These are points I feel I reach relatively frequently, as identifiable discursive predicaments lead discussions between people who might otherwise agree to instead break down:
- Agreement with an argument in principle but concern about the practical implications of that agreement. For example if a particular issue has suddenly become prominent in public debate, it will inevitably be argued that there are other issues worthy of attention or other facets of the issue in question that might be rendered invisible by the currently dominant framing. This is a problem if, for instance, there are others seeking to suppress the issue which is now visible and recognising the current framing as lacking comprehensiveness might inadvertently strengthen the case of those seeking to engage in this suppression.
- Agreement with a argument in principle but concern about the context within which it is being made. There might be a critique of a current state of affairs which is persuasive on its own terms, while nonetheless being liable to lead to action which will bring about less desirable outcomes than the original state of affairs. The context qualifies the agreement with the argument but it is still agreement, at least in principle.
- Regarding an argument as intrinsically prone to overstatement, while nonetheless accepting a kernel of truth at its core. The argument is usually made in a hyperbolic way, often for self-interested reasons but one of the things that explains this repetition is the fact there is a degree of accuracy to it in at least some contexts.
These discursive predicaments can often be negotiated in face-to-face communication, with initial misunderstanding giving way to an appreciation of the subtle forks in the road which prevent unqualified agreement. However this is much less likely to happen on social media. Would have terms to describe these discursive predicaments contribute to a marginal increase in the likelihood that the conversation would continue?

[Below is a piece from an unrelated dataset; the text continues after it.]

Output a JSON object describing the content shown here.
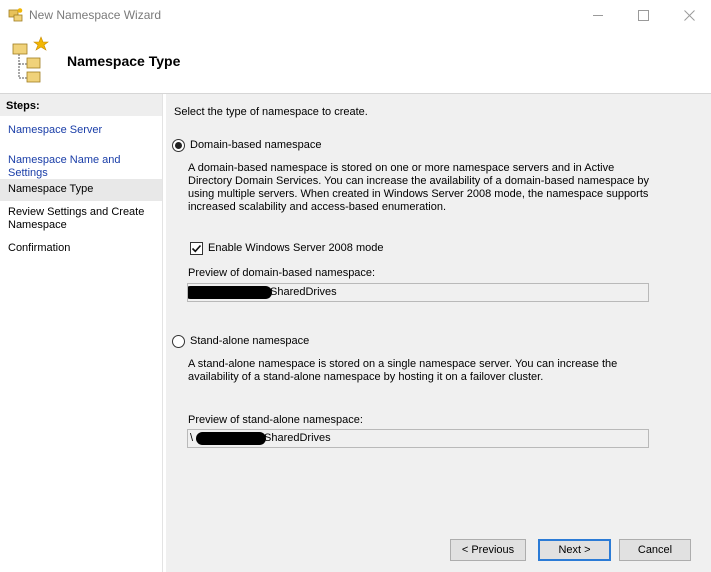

2 responses to “Three discursive predicaments I wish there were terms for”
I have recently been thinking along the same lines. We could well use a set of terms of even a map for such “predicaments”.
Regarding discourse “predicaments” (I like the term) — I was thinking they could be regarded as a kind of flaw for communication logic, analogous to the popular idea of “fallacies” in argumentation. The problem is that argumentation logic is traditionally aimed at “winning” and thus terminating the “debate” rather than at continuing it. So your concern is out-of-paradigm (there’s a term) for typical discourses, especially the ones that have some accompanying theory and terminology deployed for strategic use.
The following is a question I posed on the Quora site — I use it mainly for question-posing, which is a little outside its intended scope as a community question-answering or crowd sourced knowledge retrieval capability.
Apropos of the question you just posed, here is a new one I added:
This is really interesting, thanks! Also reassuring to realise it’s not just me thinking like this. Will read the links and write a follow up post 🙂